--- Given records Enclosed Below ---
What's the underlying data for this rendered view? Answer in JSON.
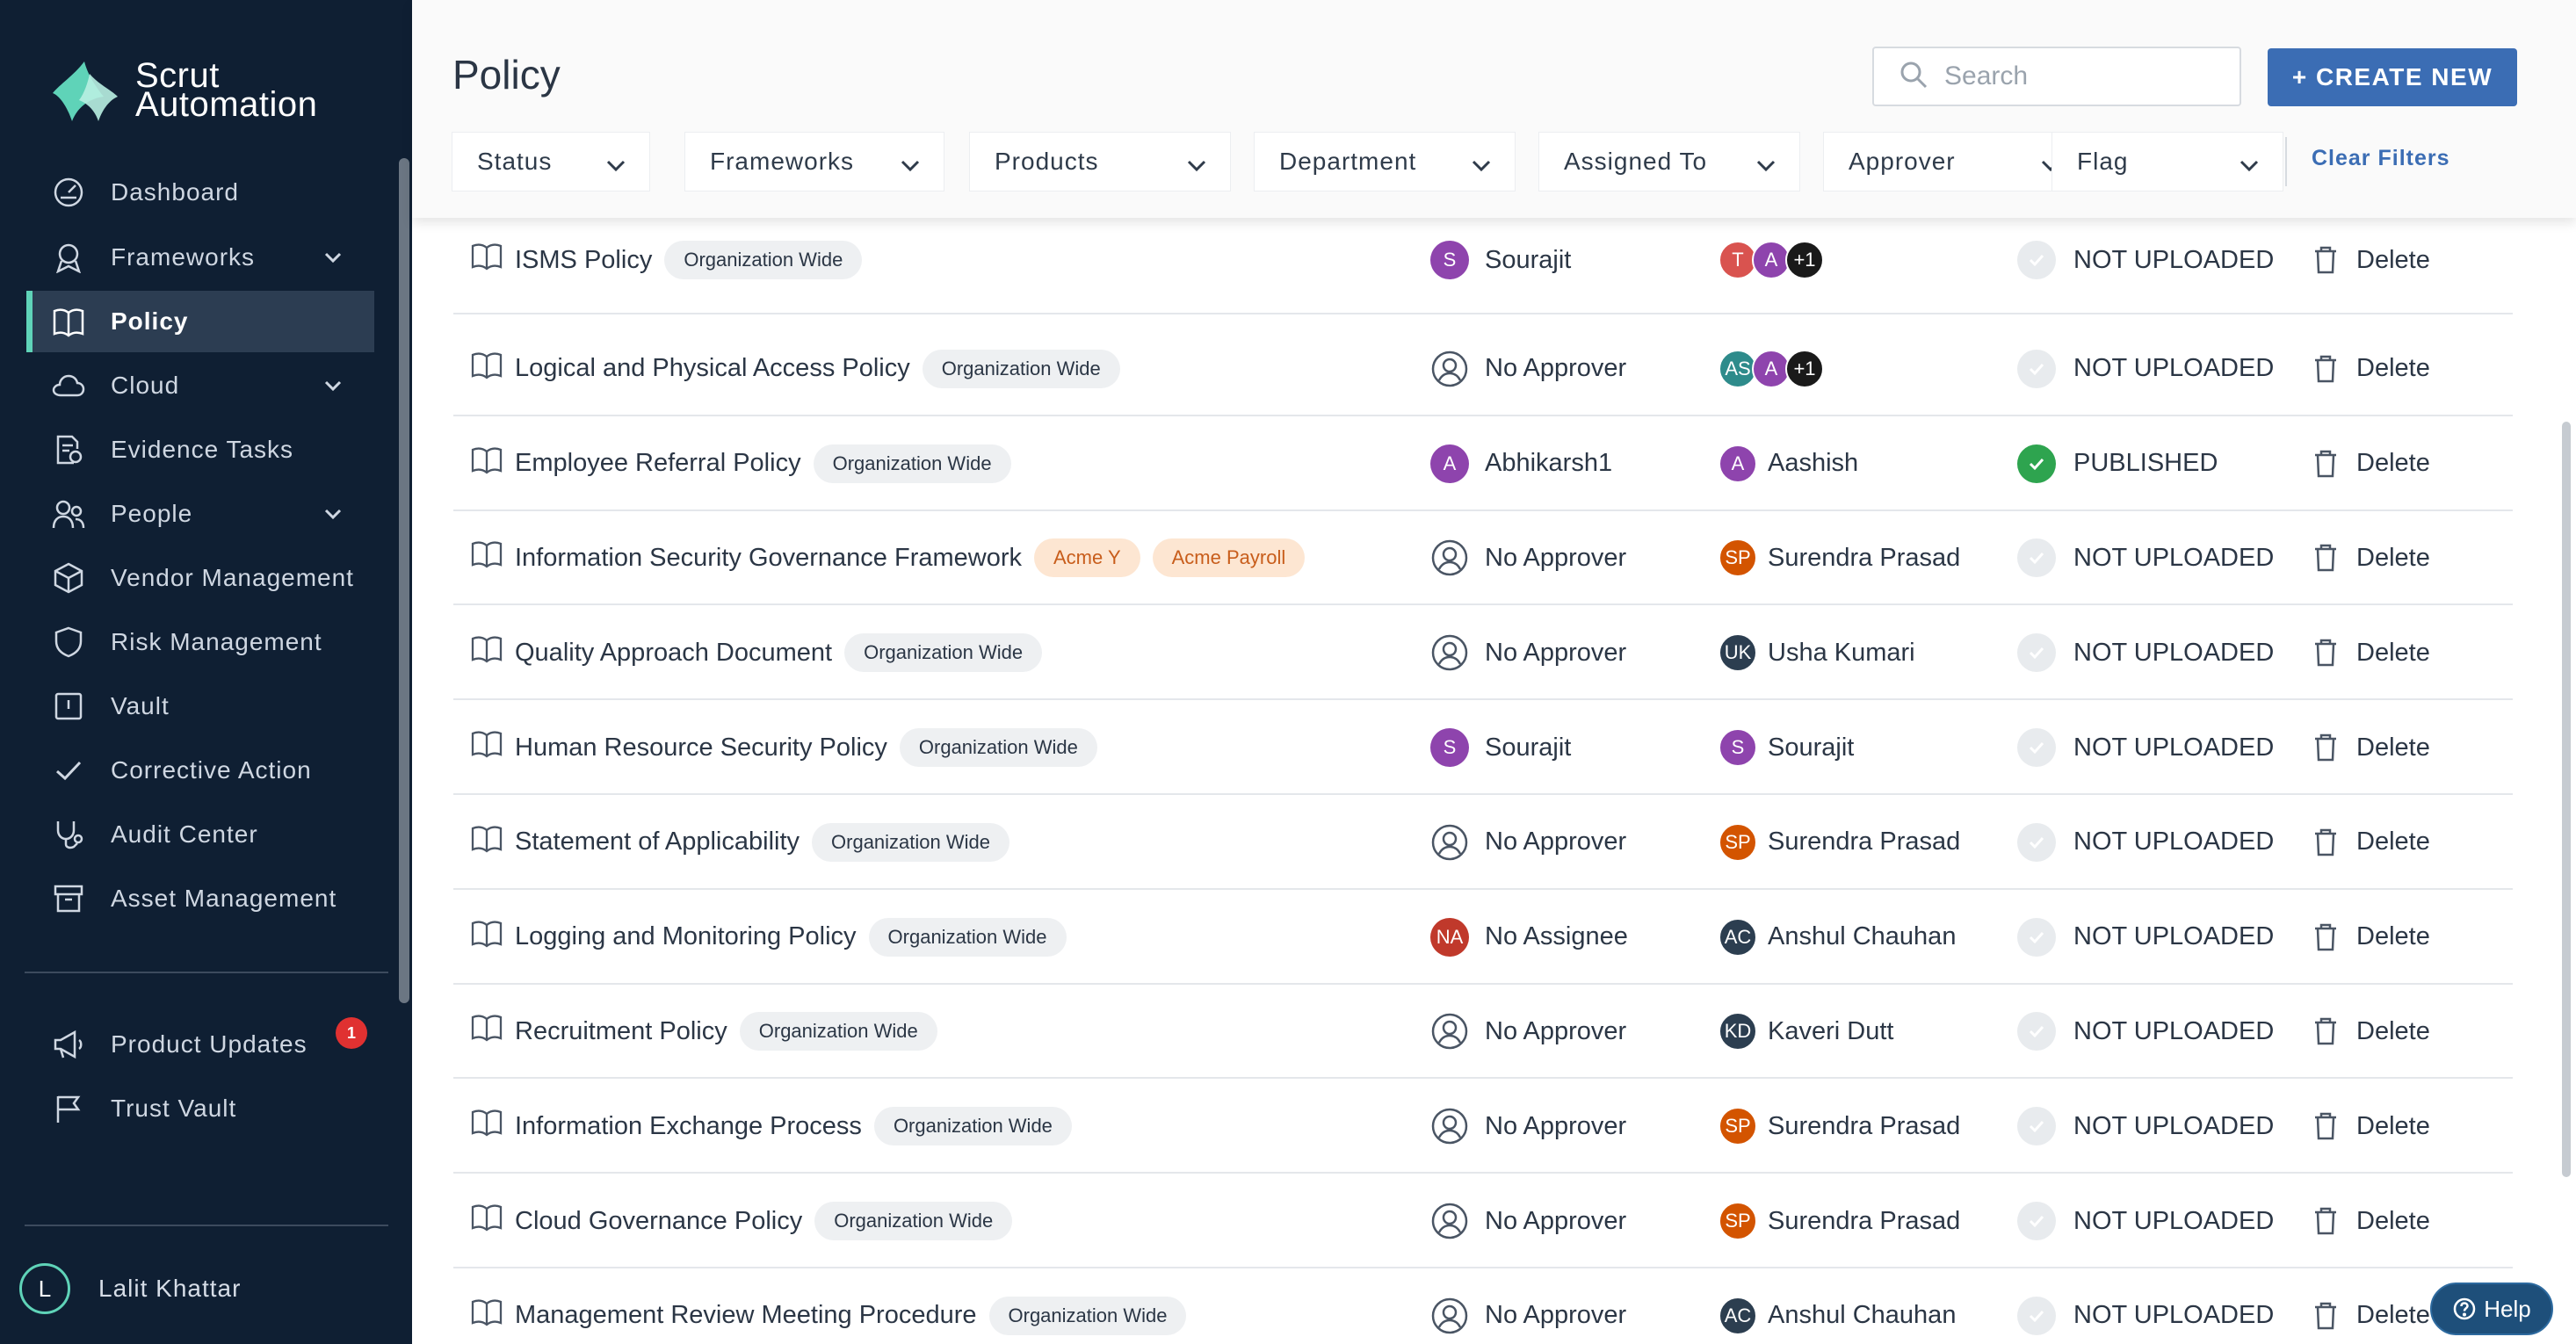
{
  "app": {
    "logo_line1": "Scrut",
    "logo_line2": "Automation",
    "brand_color": "#5fd3b8"
  },
  "sidebar": {
    "items": [
      {
        "label": "Dashboard",
        "icon": "dashboard-icon"
      },
      {
        "label": "Frameworks",
        "icon": "frameworks-icon",
        "expandable": true
      },
      {
        "label": "Policy",
        "icon": "book-icon",
        "active": true
      },
      {
        "label": "Cloud",
        "icon": "cloud-icon",
        "expandable": true
      },
      {
        "label": "Evidence Tasks",
        "icon": "evidence-icon"
      },
      {
        "label": "People",
        "icon": "people-icon",
        "expandable": true
      },
      {
        "label": "Vendor Management",
        "icon": "box-icon"
      },
      {
        "label": "Risk Management",
        "icon": "shield-icon"
      },
      {
        "label": "Vault",
        "icon": "vault-icon"
      },
      {
        "label": "Corrective Action",
        "icon": "check-icon"
      },
      {
        "label": "Audit Center",
        "icon": "stethoscope-icon"
      },
      {
        "label": "Asset Management",
        "icon": "archive-icon"
      }
    ],
    "bottom_items": [
      {
        "label": "Product Updates",
        "icon": "megaphone-icon",
        "badge": "1"
      },
      {
        "label": "Trust Vault",
        "icon": "flag-icon"
      }
    ],
    "user": {
      "initial": "L",
      "name": "Lalit Khattar"
    }
  },
  "header": {
    "title": "Policy",
    "search_placeholder": "Search",
    "create_label": "+ CREATE NEW",
    "filters": [
      "Status",
      "Frameworks",
      "Products",
      "Department",
      "Assigned To",
      "Approver",
      "Flag"
    ],
    "clear_label": "Clear Filters"
  },
  "rows": [
    {
      "name": "ISMS Policy",
      "tags": [
        "Organization Wide"
      ],
      "approver": "Sourajit",
      "approver_av": "S",
      "assignees": [
        "T",
        "A",
        "+1"
      ],
      "assigned": "",
      "status": "NOT UPLOADED",
      "delete": "Delete"
    },
    {
      "name": "Logical and Physical Access Policy",
      "tags": [
        "Organization Wide"
      ],
      "approver": "No Approver",
      "approver_av": "",
      "assignees": [
        "AS",
        "A",
        "+1"
      ],
      "assigned": "",
      "status": "NOT UPLOADED",
      "delete": "Delete"
    },
    {
      "name": "Employee Referral Policy",
      "tags": [
        "Organization Wide"
      ],
      "approver": "Abhikarsh1",
      "approver_av": "A",
      "assignees": [
        "A"
      ],
      "assigned": "Aashish",
      "status": "PUBLISHED",
      "delete": "Delete"
    },
    {
      "name": "Information Security Governance Framework",
      "tags": [
        "Acme Y",
        "Acme Payroll"
      ],
      "approver": "No Approver",
      "approver_av": "",
      "assignees": [
        "SP"
      ],
      "assigned": "Surendra Prasad",
      "status": "NOT UPLOADED",
      "delete": "Delete"
    },
    {
      "name": "Quality Approach Document",
      "tags": [
        "Organization Wide"
      ],
      "approver": "No Approver",
      "approver_av": "",
      "assignees": [
        "UK"
      ],
      "assigned": "Usha Kumari",
      "status": "NOT UPLOADED",
      "delete": "Delete"
    },
    {
      "name": "Human Resource Security Policy",
      "tags": [
        "Organization Wide"
      ],
      "approver": "Sourajit",
      "approver_av": "S",
      "assignees": [
        "S"
      ],
      "assigned": "Sourajit",
      "status": "NOT UPLOADED",
      "delete": "Delete"
    },
    {
      "name": "Statement of Applicability",
      "tags": [
        "Organization Wide"
      ],
      "approver": "No Approver",
      "approver_av": "",
      "assignees": [
        "SP"
      ],
      "assigned": "Surendra Prasad",
      "status": "NOT UPLOADED",
      "delete": "Delete"
    },
    {
      "name": "Logging and Monitoring Policy",
      "tags": [
        "Organization Wide"
      ],
      "approver": "No Assignee",
      "approver_av": "NA",
      "assignees": [
        "AC"
      ],
      "assigned": "Anshul Chauhan",
      "status": "NOT UPLOADED",
      "delete": "Delete"
    },
    {
      "name": "Recruitment Policy",
      "tags": [
        "Organization Wide"
      ],
      "approver": "No Approver",
      "approver_av": "",
      "assignees": [
        "KD"
      ],
      "assigned": "Kaveri Dutt",
      "status": "NOT UPLOADED",
      "delete": "Delete"
    },
    {
      "name": "Information Exchange Process",
      "tags": [
        "Organization Wide"
      ],
      "approver": "No Approver",
      "approver_av": "",
      "assignees": [
        "SP"
      ],
      "assigned": "Surendra Prasad",
      "status": "NOT UPLOADED",
      "delete": "Delete"
    },
    {
      "name": "Cloud Governance Policy",
      "tags": [
        "Organization Wide"
      ],
      "approver": "No Approver",
      "approver_av": "",
      "assignees": [
        "SP"
      ],
      "assigned": "Surendra Prasad",
      "status": "NOT UPLOADED",
      "delete": "Delete"
    },
    {
      "name": "Management Review Meeting Procedure",
      "tags": [
        "Organization Wide"
      ],
      "approver": "No Approver",
      "approver_av": "",
      "assignees": [
        "AC"
      ],
      "assigned": "Anshul Chauhan",
      "status": "NOT UPLOADED",
      "delete": "Delete"
    }
  ],
  "help_label": "Help",
  "avatar_colors": {
    "S": "#8e44ad",
    "A": "#8e44ad",
    "T": "#d9534f",
    "SP": "#d35400",
    "UK": "#2c3e50",
    "AC": "#2c3e50",
    "KD": "#2c3e50",
    "NA": "#c0392b",
    "AS": "#2e8b8b",
    "+1": "#1a1a1a"
  }
}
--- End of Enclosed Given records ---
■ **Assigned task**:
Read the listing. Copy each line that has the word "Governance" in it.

■ **Response box**:
      "name": "Information Security Governance Framework",
      "name": "Cloud Governance Policy",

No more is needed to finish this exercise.